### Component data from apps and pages
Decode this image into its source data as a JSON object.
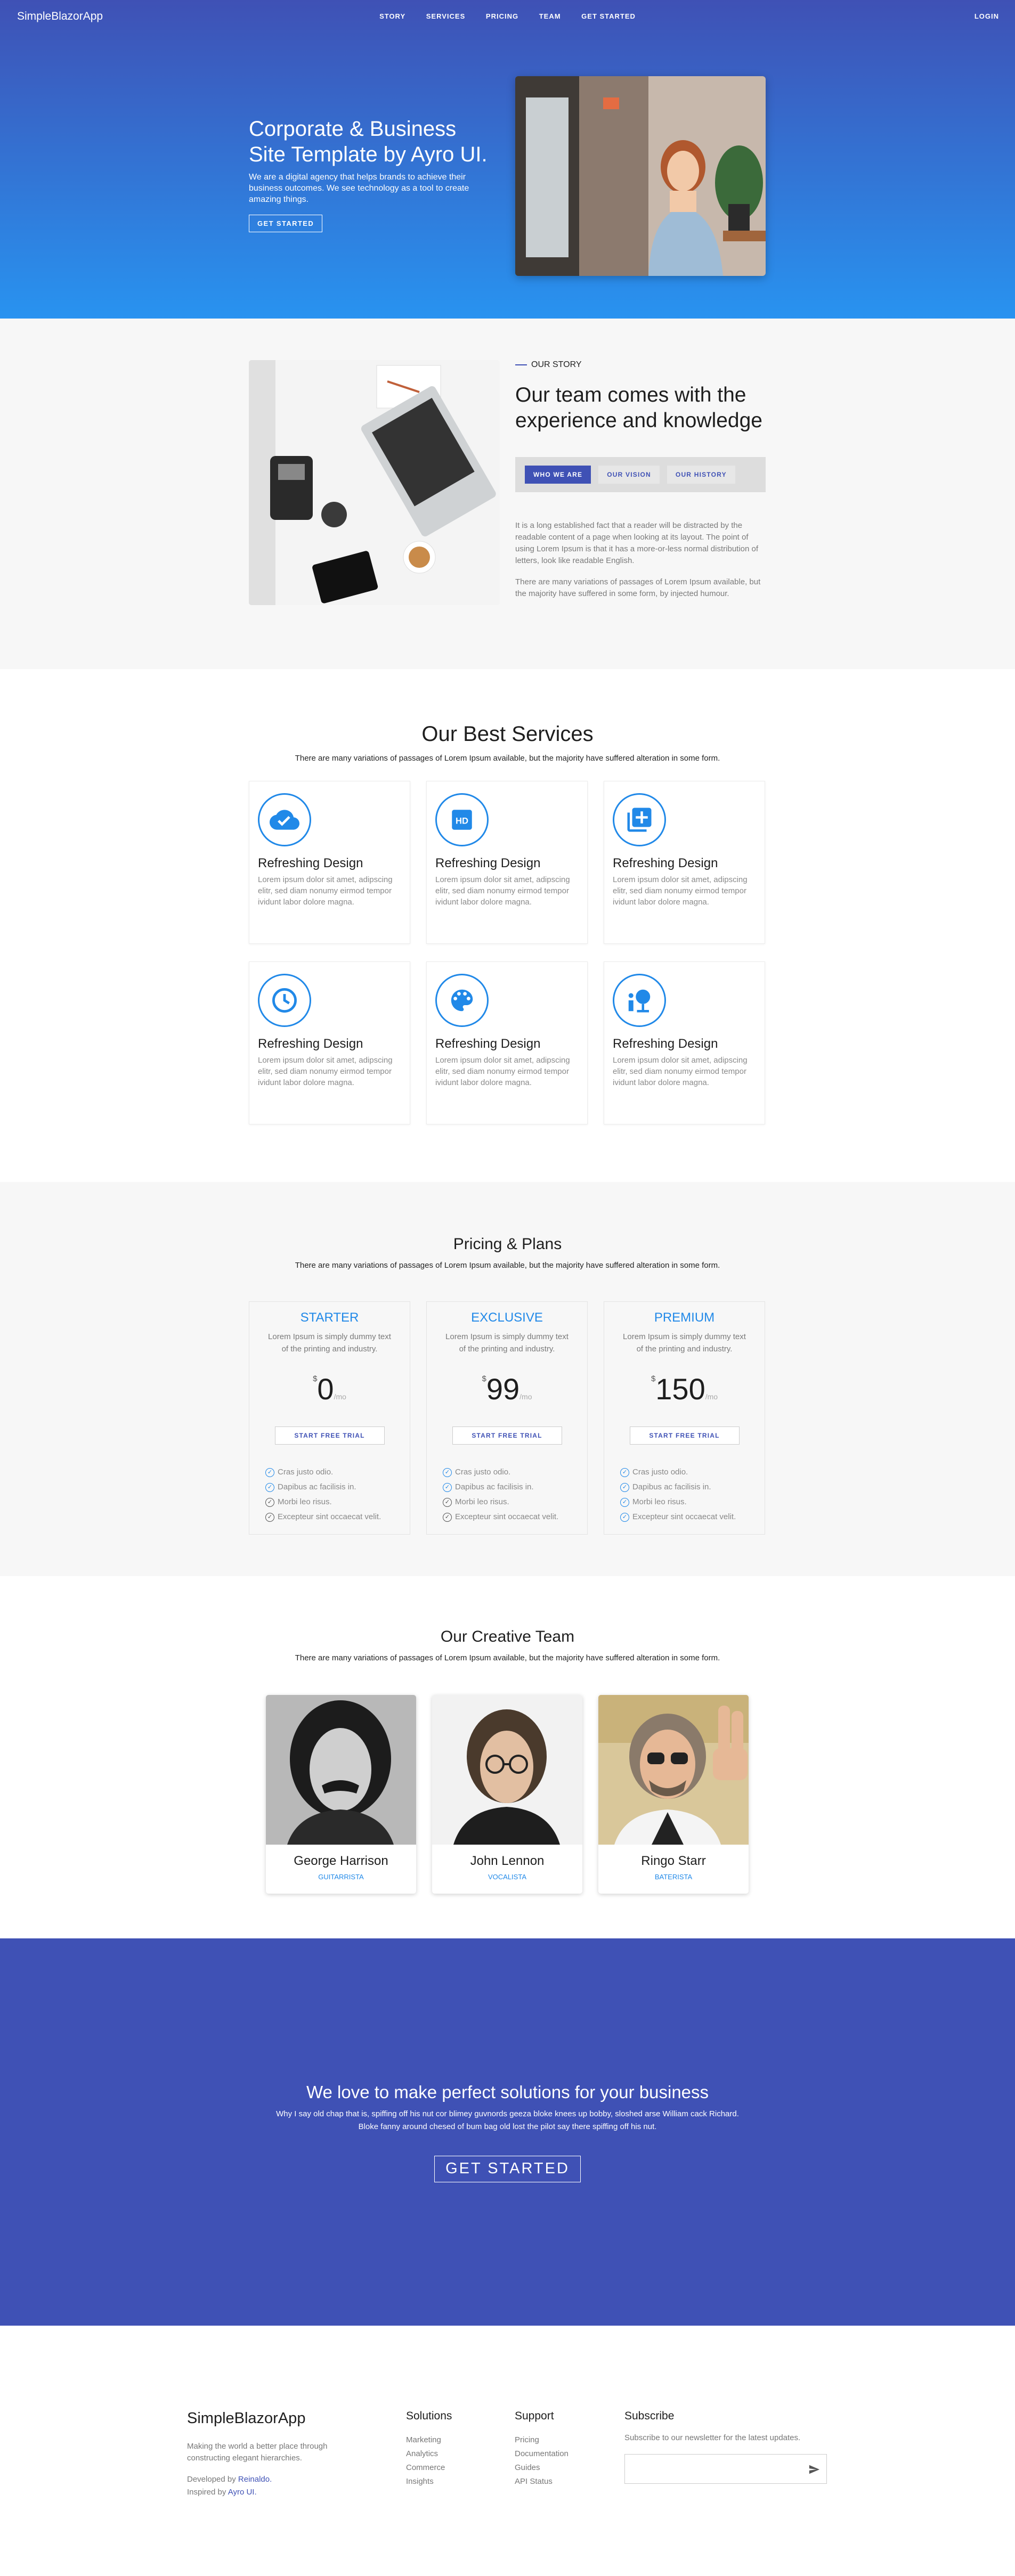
{
  "nav": {
    "brand": "SimpleBlazorApp",
    "links": [
      "STORY",
      "SERVICES",
      "PRICING",
      "TEAM",
      "GET STARTED"
    ],
    "login": "LOGIN"
  },
  "hero": {
    "title": "Corporate & Business Site Template by Ayro UI.",
    "subtitle": "We are a digital agency that helps brands to achieve their business outcomes. We see technology as a tool to create amazing things.",
    "cta": "GET STARTED"
  },
  "story": {
    "eyebrow": "OUR STORY",
    "heading": "Our team comes with the experience and knowledge",
    "tabs": [
      "WHO WE ARE",
      "OUR VISION",
      "OUR HISTORY"
    ],
    "para1": "It is a long established fact that a reader will be distracted by the readable content of a page when looking at its layout. The point of using Lorem Ipsum is that it has a more-or-less normal distribution of letters, look like readable English.",
    "para2": "There are many variations of passages of Lorem Ipsum available, but the majority have suffered in some form, by injected humour."
  },
  "services": {
    "title": "Our Best Services",
    "subtitle": "There are many variations of passages of Lorem Ipsum available, but the majority have suffered alteration in some form.",
    "cards": [
      {
        "icon": "cloud-check-icon",
        "title": "Refreshing Design",
        "text": "Lorem ipsum dolor sit amet, adipscing elitr, sed diam nonumy eirmod tempor ividunt labor dolore magna."
      },
      {
        "icon": "hd-icon",
        "title": "Refreshing Design",
        "text": "Lorem ipsum dolor sit amet, adipscing elitr, sed diam nonumy eirmod tempor ividunt labor dolore magna."
      },
      {
        "icon": "library-add-icon",
        "title": "Refreshing Design",
        "text": "Lorem ipsum dolor sit amet, adipscing elitr, sed diam nonumy eirmod tempor ividunt labor dolore magna."
      },
      {
        "icon": "clock-icon",
        "title": "Refreshing Design",
        "text": "Lorem ipsum dolor sit amet, adipscing elitr, sed diam nonumy eirmod tempor ividunt labor dolore magna."
      },
      {
        "icon": "palette-icon",
        "title": "Refreshing Design",
        "text": "Lorem ipsum dolor sit amet, adipscing elitr, sed diam nonumy eirmod tempor ividunt labor dolore magna."
      },
      {
        "icon": "category-icon",
        "title": "Refreshing Design",
        "text": "Lorem ipsum dolor sit amet, adipscing elitr, sed diam nonumy eirmod tempor ividunt labor dolore magna."
      }
    ]
  },
  "pricing": {
    "title": "Pricing & Plans",
    "subtitle": "There are many variations of passages of Lorem Ipsum available, but the majority have suffered alteration in some form.",
    "plans": [
      {
        "name": "STARTER",
        "desc": "Lorem Ipsum is simply dummy text of the printing and industry.",
        "currency": "$",
        "price": "0",
        "period": "/mo",
        "cta": "START FREE TRIAL"
      },
      {
        "name": "EXCLUSIVE",
        "desc": "Lorem Ipsum is simply dummy text of the printing and industry.",
        "currency": "$",
        "price": "99",
        "period": "/mo",
        "cta": "START FREE TRIAL"
      },
      {
        "name": "PREMIUM",
        "desc": "Lorem Ipsum is simply dummy text of the printing and industry.",
        "currency": "$",
        "price": "150",
        "period": "/mo",
        "cta": "START FREE TRIAL"
      }
    ],
    "features": [
      "Cras justo odio.",
      "Dapibus ac facilisis in.",
      "Morbi leo risus.",
      "Excepteur sint occaecat velit."
    ]
  },
  "team": {
    "title": "Our Creative Team",
    "subtitle": "There are many variations of passages of Lorem Ipsum available, but the majority have suffered alteration in some form.",
    "members": [
      {
        "name": "George Harrison",
        "role": "GUITARRISTA"
      },
      {
        "name": "John Lennon",
        "role": "VOCALISTA"
      },
      {
        "name": "Ringo Starr",
        "role": "BATERISTA"
      }
    ]
  },
  "cta": {
    "title": "We love to make perfect solutions for your business",
    "text": "Why I say old chap that is, spiffing off his nut cor blimey guvnords geeza bloke knees up bobby, sloshed arse William cack Richard. Bloke fanny around chesed of bum bag old lost the pilot say there spiffing off his nut.",
    "button": "GET STARTED"
  },
  "footer": {
    "brand": "SimpleBlazorApp",
    "tagline": "Making the world a better place through constructing elegant hierarchies.",
    "developed_label": "Developed by",
    "developed_name": "Reinaldo.",
    "inspired_label": "Inspired by",
    "inspired_name": "Ayro UI.",
    "solutions_title": "Solutions",
    "solutions": [
      "Marketing",
      "Analytics",
      "Commerce",
      "Insights"
    ],
    "support_title": "Support",
    "support": [
      "Pricing",
      "Documentation",
      "Guides",
      "API Status"
    ],
    "subscribe_title": "Subscribe",
    "subscribe_text": "Subscribe to our newsletter for the latest updates.",
    "email_placeholder": ""
  }
}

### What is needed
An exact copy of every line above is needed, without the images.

### Task solution
Decode this image into its source data as a JSON object.
{
  "nav": {
    "brand": "SimpleBlazorApp",
    "links": [
      "STORY",
      "SERVICES",
      "PRICING",
      "TEAM",
      "GET STARTED"
    ],
    "login": "LOGIN"
  },
  "hero": {
    "title": "Corporate & Business Site Template by Ayro UI.",
    "subtitle": "We are a digital agency that helps brands to achieve their business outcomes. We see technology as a tool to create amazing things.",
    "cta": "GET STARTED"
  },
  "story": {
    "eyebrow": "OUR STORY",
    "heading": "Our team comes with the experience and knowledge",
    "tabs": [
      "WHO WE ARE",
      "OUR VISION",
      "OUR HISTORY"
    ],
    "para1": "It is a long established fact that a reader will be distracted by the readable content of a page when looking at its layout. The point of using Lorem Ipsum is that it has a more-or-less normal distribution of letters, look like readable English.",
    "para2": "There are many variations of passages of Lorem Ipsum available, but the majority have suffered in some form, by injected humour."
  },
  "services": {
    "title": "Our Best Services",
    "subtitle": "There are many variations of passages of Lorem Ipsum available, but the majority have suffered alteration in some form.",
    "cards": [
      {
        "icon": "cloud-check-icon",
        "title": "Refreshing Design",
        "text": "Lorem ipsum dolor sit amet, adipscing elitr, sed diam nonumy eirmod tempor ividunt labor dolore magna."
      },
      {
        "icon": "hd-icon",
        "title": "Refreshing Design",
        "text": "Lorem ipsum dolor sit amet, adipscing elitr, sed diam nonumy eirmod tempor ividunt labor dolore magna."
      },
      {
        "icon": "library-add-icon",
        "title": "Refreshing Design",
        "text": "Lorem ipsum dolor sit amet, adipscing elitr, sed diam nonumy eirmod tempor ividunt labor dolore magna."
      },
      {
        "icon": "clock-icon",
        "title": "Refreshing Design",
        "text": "Lorem ipsum dolor sit amet, adipscing elitr, sed diam nonumy eirmod tempor ividunt labor dolore magna."
      },
      {
        "icon": "palette-icon",
        "title": "Refreshing Design",
        "text": "Lorem ipsum dolor sit amet, adipscing elitr, sed diam nonumy eirmod tempor ividunt labor dolore magna."
      },
      {
        "icon": "category-icon",
        "title": "Refreshing Design",
        "text": "Lorem ipsum dolor sit amet, adipscing elitr, sed diam nonumy eirmod tempor ividunt labor dolore magna."
      }
    ]
  },
  "pricing": {
    "title": "Pricing & Plans",
    "subtitle": "There are many variations of passages of Lorem Ipsum available, but the majority have suffered alteration in some form.",
    "plans": [
      {
        "name": "STARTER",
        "desc": "Lorem Ipsum is simply dummy text of the printing and industry.",
        "currency": "$",
        "price": "0",
        "period": "/mo",
        "cta": "START FREE TRIAL"
      },
      {
        "name": "EXCLUSIVE",
        "desc": "Lorem Ipsum is simply dummy text of the printing and industry.",
        "currency": "$",
        "price": "99",
        "period": "/mo",
        "cta": "START FREE TRIAL"
      },
      {
        "name": "PREMIUM",
        "desc": "Lorem Ipsum is simply dummy text of the printing and industry.",
        "currency": "$",
        "price": "150",
        "period": "/mo",
        "cta": "START FREE TRIAL"
      }
    ],
    "features": [
      "Cras justo odio.",
      "Dapibus ac facilisis in.",
      "Morbi leo risus.",
      "Excepteur sint occaecat velit."
    ]
  },
  "team": {
    "title": "Our Creative Team",
    "subtitle": "There are many variations of passages of Lorem Ipsum available, but the majority have suffered alteration in some form.",
    "members": [
      {
        "name": "George Harrison",
        "role": "GUITARRISTA"
      },
      {
        "name": "John Lennon",
        "role": "VOCALISTA"
      },
      {
        "name": "Ringo Starr",
        "role": "BATERISTA"
      }
    ]
  },
  "cta": {
    "title": "We love to make perfect solutions for your business",
    "text": "Why I say old chap that is, spiffing off his nut cor blimey guvnords geeza bloke knees up bobby, sloshed arse William cack Richard. Bloke fanny around chesed of bum bag old lost the pilot say there spiffing off his nut.",
    "button": "GET STARTED"
  },
  "footer": {
    "brand": "SimpleBlazorApp",
    "tagline": "Making the world a better place through constructing elegant hierarchies.",
    "developed_label": "Developed by",
    "developed_name": "Reinaldo.",
    "inspired_label": "Inspired by",
    "inspired_name": "Ayro UI.",
    "solutions_title": "Solutions",
    "solutions": [
      "Marketing",
      "Analytics",
      "Commerce",
      "Insights"
    ],
    "support_title": "Support",
    "support": [
      "Pricing",
      "Documentation",
      "Guides",
      "API Status"
    ],
    "subscribe_title": "Subscribe",
    "subscribe_text": "Subscribe to our newsletter for the latest updates.",
    "email_placeholder": ""
  }
}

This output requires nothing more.